Beacons of Hope Along Chicago’s Magnificent Mile
As many of our patients know, the lighthouse has special meaning to us here at Fisher-Swale-Nicholson Eye Center. The lighthouse is part of our logo, and our monthly newsletter that goes out to patients is called The Beacon. What resonated about this exhibit launched by The Chicago Lighthouse was the message of hope and inclusion for people with disabilities, particularly those with visual impairement.
The Chicago Lighthouse, is social service organization which works on behalf of the visually-impaired, physically or emotionally challenged, and military veterans. And their idea behind their Lighthouses on the Mag Mile campaign is to illuminate and celebrate the potential of people with disabilities. Literally, the 51 lighthouses on display serve as beacons of hope, half of which are works of art created by artists living with disabilities such as blindness.
Take Erika Vazzana’s piece, called “Blindfold Brushes.” This interactive piece gives passersbys a chance to experience what it’s like to not see as they try to paint the lighthouse while blindfolded.
Each lighthouse carries a unique message and the story behind the artists make their impact even more felt.
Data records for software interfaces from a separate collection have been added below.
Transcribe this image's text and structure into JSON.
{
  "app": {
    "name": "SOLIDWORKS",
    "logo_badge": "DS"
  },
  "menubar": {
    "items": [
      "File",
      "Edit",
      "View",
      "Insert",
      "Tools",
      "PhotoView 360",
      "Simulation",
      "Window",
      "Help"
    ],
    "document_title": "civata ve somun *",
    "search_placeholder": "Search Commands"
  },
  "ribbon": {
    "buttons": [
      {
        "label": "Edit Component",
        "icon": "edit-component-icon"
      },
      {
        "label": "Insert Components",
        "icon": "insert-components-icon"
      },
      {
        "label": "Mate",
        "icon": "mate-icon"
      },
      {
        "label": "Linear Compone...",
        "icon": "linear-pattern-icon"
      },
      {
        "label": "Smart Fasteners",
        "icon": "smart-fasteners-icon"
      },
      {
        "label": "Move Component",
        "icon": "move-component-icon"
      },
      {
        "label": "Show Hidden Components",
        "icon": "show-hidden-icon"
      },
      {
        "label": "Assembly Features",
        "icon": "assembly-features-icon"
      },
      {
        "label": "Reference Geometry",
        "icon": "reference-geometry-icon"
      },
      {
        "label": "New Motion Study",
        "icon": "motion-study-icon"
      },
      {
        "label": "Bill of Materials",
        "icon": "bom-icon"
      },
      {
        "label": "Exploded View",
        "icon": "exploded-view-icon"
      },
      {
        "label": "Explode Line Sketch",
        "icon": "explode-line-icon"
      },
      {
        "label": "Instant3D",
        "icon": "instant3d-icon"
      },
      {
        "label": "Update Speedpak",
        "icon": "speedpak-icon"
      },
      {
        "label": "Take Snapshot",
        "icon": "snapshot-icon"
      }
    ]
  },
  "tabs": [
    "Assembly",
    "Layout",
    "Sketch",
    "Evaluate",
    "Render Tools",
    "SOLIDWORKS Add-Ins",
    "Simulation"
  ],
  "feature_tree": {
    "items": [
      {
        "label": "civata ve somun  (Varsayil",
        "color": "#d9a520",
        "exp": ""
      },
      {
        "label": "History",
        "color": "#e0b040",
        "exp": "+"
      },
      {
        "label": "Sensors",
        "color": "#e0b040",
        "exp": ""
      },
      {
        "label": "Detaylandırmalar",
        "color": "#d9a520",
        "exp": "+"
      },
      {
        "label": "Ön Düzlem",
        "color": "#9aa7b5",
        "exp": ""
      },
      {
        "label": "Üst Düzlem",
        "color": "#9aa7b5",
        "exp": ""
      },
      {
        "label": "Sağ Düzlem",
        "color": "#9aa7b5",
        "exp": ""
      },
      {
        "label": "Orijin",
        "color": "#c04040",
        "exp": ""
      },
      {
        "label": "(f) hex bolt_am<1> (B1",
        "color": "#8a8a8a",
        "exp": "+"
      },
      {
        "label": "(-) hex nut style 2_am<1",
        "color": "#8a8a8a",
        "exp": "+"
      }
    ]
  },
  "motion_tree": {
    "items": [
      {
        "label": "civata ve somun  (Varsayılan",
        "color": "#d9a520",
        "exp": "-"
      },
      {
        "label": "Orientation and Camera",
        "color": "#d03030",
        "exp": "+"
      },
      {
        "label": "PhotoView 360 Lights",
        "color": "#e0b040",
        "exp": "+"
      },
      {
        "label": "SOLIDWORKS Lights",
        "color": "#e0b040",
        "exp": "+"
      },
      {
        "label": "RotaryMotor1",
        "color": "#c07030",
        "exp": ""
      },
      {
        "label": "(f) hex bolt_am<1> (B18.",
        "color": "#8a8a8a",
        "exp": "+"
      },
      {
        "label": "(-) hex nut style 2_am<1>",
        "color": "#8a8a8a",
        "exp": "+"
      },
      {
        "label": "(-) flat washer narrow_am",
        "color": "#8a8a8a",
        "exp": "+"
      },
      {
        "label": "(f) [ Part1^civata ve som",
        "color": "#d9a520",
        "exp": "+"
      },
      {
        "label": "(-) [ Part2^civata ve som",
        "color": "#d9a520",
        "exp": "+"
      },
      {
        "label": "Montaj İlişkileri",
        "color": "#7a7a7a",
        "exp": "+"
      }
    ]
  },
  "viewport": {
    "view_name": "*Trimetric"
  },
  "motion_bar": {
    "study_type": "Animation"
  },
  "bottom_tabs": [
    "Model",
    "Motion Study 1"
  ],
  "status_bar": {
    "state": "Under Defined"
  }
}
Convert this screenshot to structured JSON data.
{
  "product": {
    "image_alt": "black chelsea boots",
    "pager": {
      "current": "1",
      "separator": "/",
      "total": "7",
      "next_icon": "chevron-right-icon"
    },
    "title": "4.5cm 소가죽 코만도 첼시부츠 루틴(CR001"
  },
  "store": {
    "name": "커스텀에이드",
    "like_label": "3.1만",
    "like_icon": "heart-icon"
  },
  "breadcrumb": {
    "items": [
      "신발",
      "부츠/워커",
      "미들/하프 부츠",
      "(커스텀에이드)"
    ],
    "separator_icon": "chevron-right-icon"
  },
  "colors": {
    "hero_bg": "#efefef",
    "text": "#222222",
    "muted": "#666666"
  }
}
What better way to show what is possible when you give people a chance than with the symbolism of lighthouses?
“They are all reaching up in some sort of way, to be a beacon.” — Francisco Ramirez, artist
For more info:
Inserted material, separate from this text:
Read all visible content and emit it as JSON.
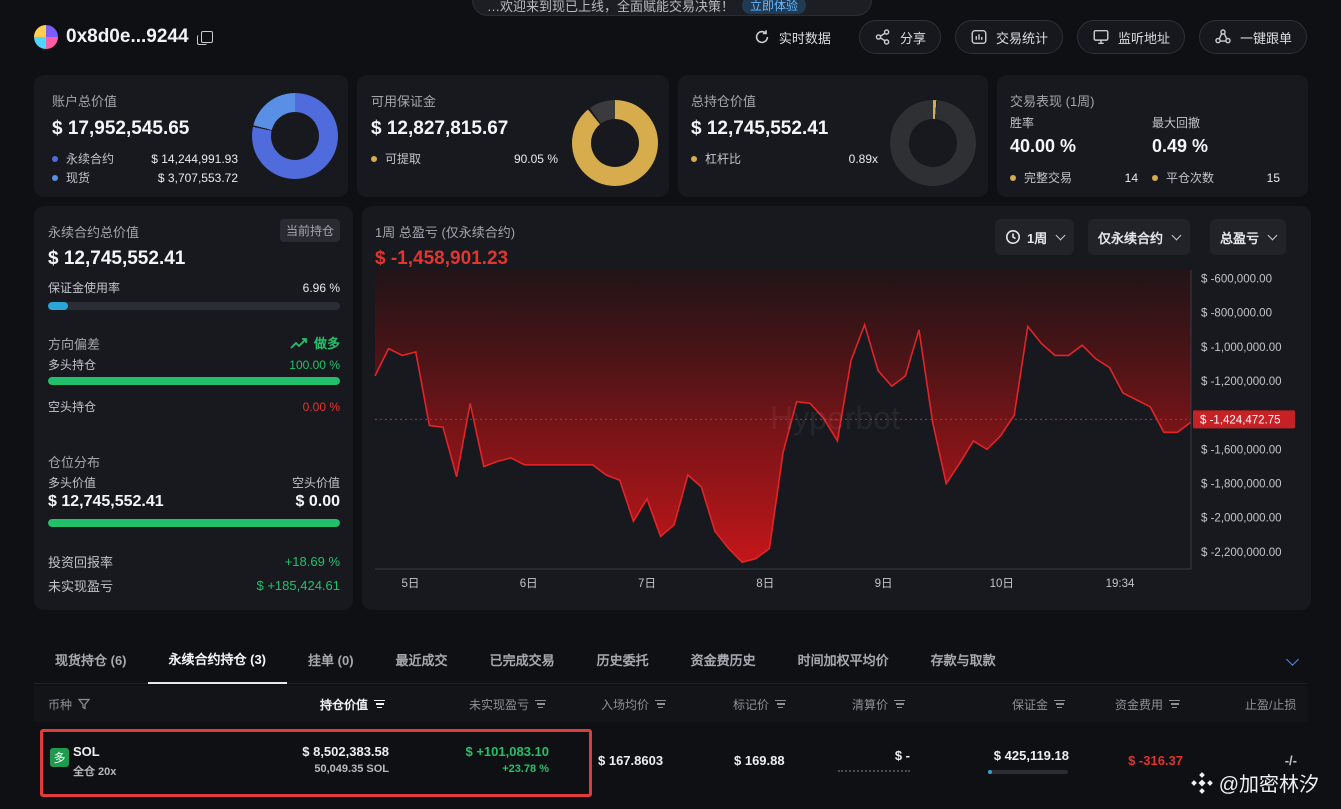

- Lighthouses on the Mag Mile, A Public Art Display Celebrating Access and Inclusion for People with Disabilities, Chicago (June 19-August 11, 2018).
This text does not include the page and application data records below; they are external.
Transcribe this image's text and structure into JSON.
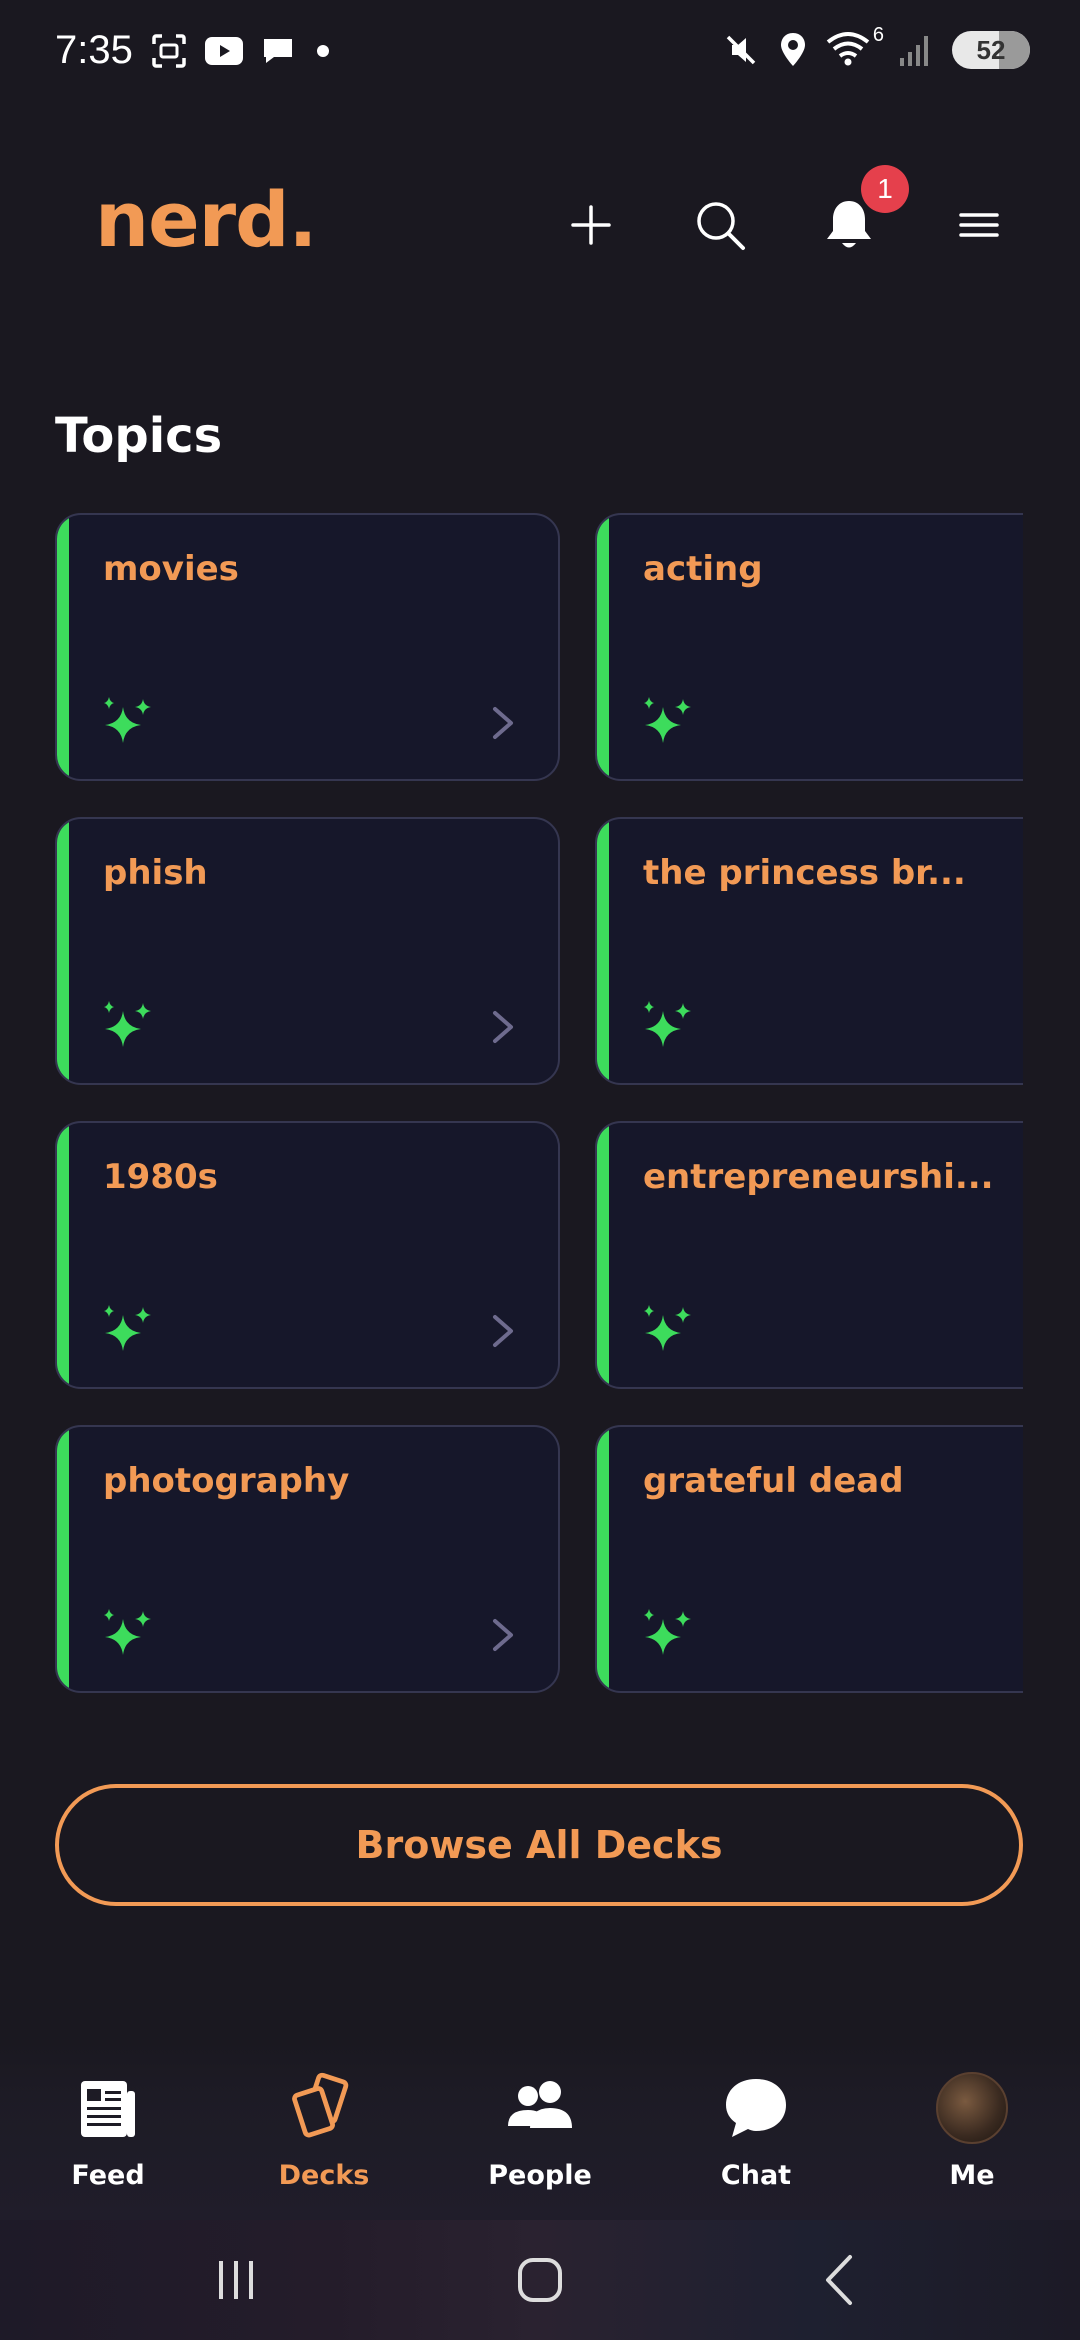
{
  "status_bar": {
    "time": "7:35",
    "battery": "52",
    "wifi_label": "6",
    "left_icons": [
      "screenshot-icon",
      "youtube-icon",
      "chat-bubble-icon",
      "dot-icon"
    ],
    "right_icons": [
      "mute-icon",
      "location-icon",
      "wifi-icon",
      "signal-icon"
    ]
  },
  "header": {
    "logo": "nerd.",
    "notification_count": "1",
    "icons": [
      "plus-icon",
      "search-icon",
      "bell-icon",
      "menu-icon"
    ]
  },
  "topics": {
    "title": "Topics",
    "items": [
      {
        "label": "movies"
      },
      {
        "label": "acting"
      },
      {
        "label": "phish"
      },
      {
        "label": "the princess br..."
      },
      {
        "label": "1980s"
      },
      {
        "label": "entrepreneurshi..."
      },
      {
        "label": "photography"
      },
      {
        "label": "grateful dead"
      }
    ]
  },
  "browse_button": "Browse All Decks",
  "bottom_nav": {
    "items": [
      {
        "label": "Feed",
        "icon": "feed-icon"
      },
      {
        "label": "Decks",
        "icon": "decks-icon",
        "active": true
      },
      {
        "label": "People",
        "icon": "people-icon"
      },
      {
        "label": "Chat",
        "icon": "chat-icon"
      },
      {
        "label": "Me",
        "icon": "avatar"
      }
    ]
  },
  "colors": {
    "background": "#1a1820",
    "accent_orange": "#f29a55",
    "accent_green": "#3ddc5c",
    "card_bg": "#16172a",
    "badge_red": "#e5404c"
  }
}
- Gallery of all the Lighthouses along Michigan Avenue.
- For details on the Lighthouse Auction click here.